Azacualpa Yamaranguila, a village in the Intibuca region in Honduras, is celebrating. And not for nothing. Last Saturday was a historic day as they accessed the Internet for the very first time. For many of us, the Internet is taken for granted, but for the Lenca people it started like a dream 6 months ago when the Internet Society Honduras’ Chapter gave them the idea of connecting their village to the Internet. This idea became a reality thanks to the collective effort of the community and the support of Beyond the Net.
The party is for everyone but it focuses on them: Las Marías. With great curiosity, the women of the community came to the celebration early.
When I arrived after a 4-hour trip from Tegucigalpa, they were already there, dressed in colorful clothing. They were selling their products, taking care of their children, and anxiously awaiting the inauguration of the first community network of Azacualpa.
It was also the first anniversary of the radio ‘La Voz de las Mujeres’ (‘The Voice of the Women’) and María Santos, one of the heroes of the day and a leader of the community, was the first to approach me. She told me about her program “Amanecer Ranchero” (“Wake up Folks”) and about the objectives of the radio: “we want our rights as women to be recognized and achieve gender equality.”
This first local radio amplified the voices of the women in the community.

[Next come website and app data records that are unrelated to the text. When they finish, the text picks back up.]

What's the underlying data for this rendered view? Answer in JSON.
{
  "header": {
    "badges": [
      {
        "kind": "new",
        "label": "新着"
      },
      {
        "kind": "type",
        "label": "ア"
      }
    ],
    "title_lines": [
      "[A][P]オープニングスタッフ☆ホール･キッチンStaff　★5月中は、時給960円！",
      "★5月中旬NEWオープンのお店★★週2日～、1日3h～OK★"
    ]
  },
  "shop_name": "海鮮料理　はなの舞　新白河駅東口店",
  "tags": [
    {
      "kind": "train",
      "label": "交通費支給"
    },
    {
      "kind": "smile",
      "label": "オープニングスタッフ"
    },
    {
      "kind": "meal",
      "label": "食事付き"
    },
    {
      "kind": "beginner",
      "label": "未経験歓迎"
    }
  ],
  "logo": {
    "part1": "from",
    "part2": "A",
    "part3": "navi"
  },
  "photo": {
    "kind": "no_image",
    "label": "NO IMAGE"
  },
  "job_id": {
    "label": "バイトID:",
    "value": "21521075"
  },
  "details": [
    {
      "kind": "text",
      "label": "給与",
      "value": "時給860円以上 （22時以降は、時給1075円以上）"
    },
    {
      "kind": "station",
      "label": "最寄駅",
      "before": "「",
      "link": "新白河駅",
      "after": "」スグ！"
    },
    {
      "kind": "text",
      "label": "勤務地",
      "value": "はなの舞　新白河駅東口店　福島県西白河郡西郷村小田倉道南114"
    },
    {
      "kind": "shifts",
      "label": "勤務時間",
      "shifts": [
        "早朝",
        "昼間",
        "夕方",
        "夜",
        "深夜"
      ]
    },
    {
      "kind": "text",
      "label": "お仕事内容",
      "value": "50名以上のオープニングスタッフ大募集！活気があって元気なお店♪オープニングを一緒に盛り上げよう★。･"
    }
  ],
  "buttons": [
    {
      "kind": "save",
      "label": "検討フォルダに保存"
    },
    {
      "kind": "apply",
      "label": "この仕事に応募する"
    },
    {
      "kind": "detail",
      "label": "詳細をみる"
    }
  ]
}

But “The Marías” knew that they could strengthen their messages – and the Internet was the key.
“Having Internet will allow us to better prepare our radio programs as we will have more information from around the world and we will also be able to share what we do with other people,” says María Guadalupe, one of the first to access Internet in the community. She also shared that she was a little scared when she saw one of her colleagues on the screen during a video call.
The men of the community recognized that times have changed. The role of women in their community has a great weight. “On the Internet we see a possibility to claim our rights – as women and as Lenca people,” María Candida said. This was the message of one of the songs they prepared for the celebration.
A real party.
The “Comunidades Inteligentes” (“Smart Communities”) community network project made it possible for the 300 families of the Lenca indigenous community of Azacualpa to have access to the Internet.
The community is far from cities, which makes it difficult not only to communicate, but also to access basic services such as electricity, water, and healthcare. Although the Internet isn’t the answer to all of the challenges the community faces, it is one more tool to help overcome them.
“The Lenca community have a great desire to learn about technology because they know that it can improve some aspects of their daily life. Giving them the possibility of having Internet access through a community network seemed the right way to do so and applying to Beyond the Net gave us that possibility,” says Eduardo Tomé of the Honduras Chapter.
Reaching this historic day was not easy. It took a lot of effort.
The project received the support of national and international technicians who together with the Internet Society Honduras Chapter and “Red de Desarrollo Sostenible Honduras” (RDS-Honduras) carried out the deployment of four towers that give access to WiFi to the community and surroundings.
In addition to Internet access, the more than 1200 people who live in Azacualpa have a telecentre with five computers connected to the network and more than 70 smartphones. Until two weeks ago, the community only had two smartphones.
Many kids were already using those phones to play, chat, and communicate with each other. The Lenca people know their future lies with this evolution but they are also keen to preserve their traditions. “We want to keep our roots but also learn new things and develop and on the Internet we see an opportunity, for example, to preserve our local language,” said one of the community members.
The brand-new network of Azacualpa was made by the community and will be managed by the community. “If we want to empower them, we must also give them the tools to manage the network and to be sustainable in the long term. We do not want them to depend on others to assert their right to communicate and access the Internet,” said Raquel Isaula, director of RDS-HN during the opening ceremony.
This is without doubt, the power of community networks.
The Lenca people organized themselves in work groups. Each group received different trainings on issues of resource management, technology, and safe Internet use. Twelve of those were groups entirely composed of women. For RDS, the gender approach in these projects is essential for change.
María Lourdes, María Cándida, and María Lourdes told me that there is still a lot to do in their community. Some girls who took selfies with me said they still are a little nervous to enter the telecentre.
In the Lenca community, the literacy rate is 50% and the most affected are women and girls. The challenges in education are significant since there is only one school until ninth grade.
Before coming to Honduras, Eduardo Tomé had already told me that improving education through the Internet is one of the Chapter’s next challenges.
Now back in Argentina, I look forward to email promised by the Marías, some of whom are using the Internet for the first time.
I told them I would share their photos on the Internet so that everyone knows them and I did so right away… using the WiFi Network of Azacualpa.
I arrived in Honduras as Agustina. I left as María Agustina.
Read more about the project: How the Lenca are Restoring the Past to Build Their Future.